The Gift I Received
With the end of 2008 upon us I’ve been doing a lot of reflecting on the past year. And, boy, what a year it was. Like no other, that’s for sure.
You know what, though? I truly feel I’ve been blessed in ’08. I truly feel I was given a gift.
“What?” You may say. “You had cancer. Not exactly the kind of gift I’d like to receive.”
And you’d be right. Not exactly the kind of gift I’d ask for either. But think with me this way: I was given something few people my age or in my stage of life get to experience. Not have to experience, but get to experience. I was put in a position (in a deep valley, albeit) where I had no where else to turn but to Jesus. That’s a surreal feeling. I was given an understanding of His love and faithfulness that few people ever receive.
I learned this: God is good all the time. “But how is getting cancer good?” I have no idea. But I know this. God’s standard of goodness is not the same as ours. His understanding of goodness is on a different plane than ours. He sees things our eyes could never see. Knows things our minds could never even dream of fathoming. His idea of suffering is not the same as ours. He is God and I am not. And in that I have to place my trust.
I also learned this: God will never . . . ever . . . abandon me.
I think of some of the low points during my ordeal: In the hospital after my first surgery, bawling my eyes out and not even knowing why, just wanting to be home with my family, to see my kids, to have my wife by my side, hating every minute of that place–and He was there. I know He was. I felt Him.
Or how about going back to work and feeling so overwhelmed I just wanted to run (not because of work, but because of my state of mind). Wanting so badly to be able to set life aside and deal with this thing with no other stresses or responsibilities–and feeling Him there, seeing Him work through my bosses and co-workers, encouraging me, supporting me.

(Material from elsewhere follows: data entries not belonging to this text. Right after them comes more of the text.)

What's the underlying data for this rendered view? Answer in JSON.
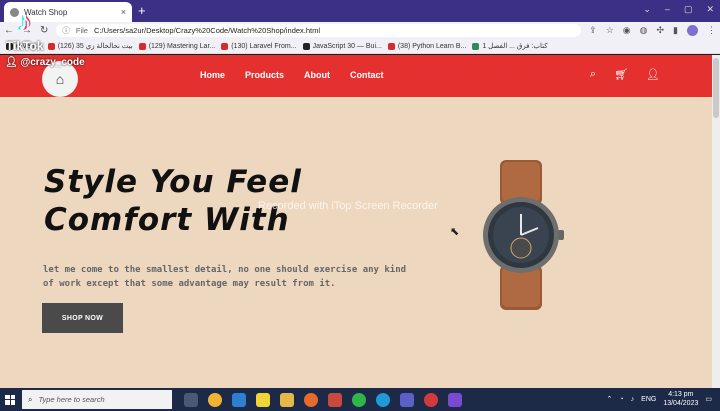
{
  "browser": {
    "tab_title": "Watch Shop",
    "tab_close": "×",
    "new_tab": "+",
    "url_scheme": "File",
    "url": "C:/Users/sa2ur/Desktop/Crazy%20Code/Watch%20Shop/index.html",
    "window_controls": [
      "⌄",
      "–",
      "▢",
      "✕"
    ],
    "bookmarks": [
      {
        "label": "e-Venj...",
        "kind": "dark"
      },
      {
        "label": "(126) بيت نحالحالة زي 35",
        "kind": "red"
      },
      {
        "label": "(129) Mastering Lar...",
        "kind": "red"
      },
      {
        "label": "(130) Laravel From...",
        "kind": "red"
      },
      {
        "label": "JavaScript 30 — Bui...",
        "kind": "dark"
      },
      {
        "label": "(38) Python Learn B...",
        "kind": "red"
      },
      {
        "label": "كتاب: فرق ... الفصل 1",
        "kind": "green"
      }
    ]
  },
  "tiktok": {
    "icon": "♪",
    "label": "TikTok",
    "username": "@crazy_code"
  },
  "site": {
    "logo_icon": "⌂",
    "nav": [
      "Home",
      "Products",
      "About",
      "Contact"
    ],
    "hero": {
      "title_line1": "Style You Feel",
      "title_line2": "Comfort With",
      "description": "let me come to the smallest detail, no one should exercise any kind of work except that some advantage may result from it.",
      "cta": "SHOP NOW"
    }
  },
  "overlay": {
    "watermark": "Recorded with iTop Screen Recorder"
  },
  "taskbar": {
    "search_placeholder": "Type here to search",
    "tray_lang": "ENG",
    "time": "4:13 pm",
    "date": "13/04/2023"
  },
  "colors": {
    "header_red": "#e4312f",
    "page_bg": "#eed7bf",
    "button_dark": "#4a4a4a",
    "tab_strip": "#3c2f86"
  }
}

And then there was the chemo and the times when I thought I couldn’t go on and honestly toyed with the idea of calling the oncologist and canceling the whole thing, telling him I wanted no more of this poison and I’d take my chances–and knowing God was there, holding my hand, giving me strength.

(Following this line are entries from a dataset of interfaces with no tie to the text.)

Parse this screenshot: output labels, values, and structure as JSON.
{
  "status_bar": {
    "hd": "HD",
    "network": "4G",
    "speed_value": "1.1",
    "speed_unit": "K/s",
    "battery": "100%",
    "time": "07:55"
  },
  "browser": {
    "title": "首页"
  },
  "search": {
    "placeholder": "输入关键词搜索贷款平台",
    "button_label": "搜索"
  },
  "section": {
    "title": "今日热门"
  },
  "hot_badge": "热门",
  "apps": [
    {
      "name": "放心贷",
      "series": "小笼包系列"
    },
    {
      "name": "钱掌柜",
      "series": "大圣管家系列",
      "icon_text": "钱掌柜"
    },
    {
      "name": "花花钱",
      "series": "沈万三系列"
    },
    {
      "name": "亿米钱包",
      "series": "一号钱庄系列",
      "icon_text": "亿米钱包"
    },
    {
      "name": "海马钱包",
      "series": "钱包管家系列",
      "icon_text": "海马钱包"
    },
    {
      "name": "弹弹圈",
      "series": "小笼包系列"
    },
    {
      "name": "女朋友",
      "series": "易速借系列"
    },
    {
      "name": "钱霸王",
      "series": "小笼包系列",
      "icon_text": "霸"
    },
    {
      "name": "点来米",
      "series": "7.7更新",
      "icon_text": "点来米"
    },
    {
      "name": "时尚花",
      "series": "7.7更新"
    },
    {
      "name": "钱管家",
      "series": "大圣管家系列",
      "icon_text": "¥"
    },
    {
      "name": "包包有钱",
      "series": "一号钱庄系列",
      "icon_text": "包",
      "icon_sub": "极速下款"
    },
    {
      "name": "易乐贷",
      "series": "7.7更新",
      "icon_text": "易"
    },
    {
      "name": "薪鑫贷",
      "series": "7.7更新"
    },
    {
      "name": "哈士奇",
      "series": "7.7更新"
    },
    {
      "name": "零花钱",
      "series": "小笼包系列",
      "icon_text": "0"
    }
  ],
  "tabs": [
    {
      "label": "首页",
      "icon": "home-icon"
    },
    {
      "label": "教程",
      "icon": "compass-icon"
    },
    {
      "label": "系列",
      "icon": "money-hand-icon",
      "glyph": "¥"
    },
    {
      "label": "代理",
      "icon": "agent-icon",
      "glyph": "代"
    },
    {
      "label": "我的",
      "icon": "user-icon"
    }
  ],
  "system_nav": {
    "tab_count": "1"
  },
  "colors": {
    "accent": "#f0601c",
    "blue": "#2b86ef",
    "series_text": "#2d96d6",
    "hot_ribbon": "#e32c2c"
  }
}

That’s not something everyone gets to experience. Truly, it’s a gift.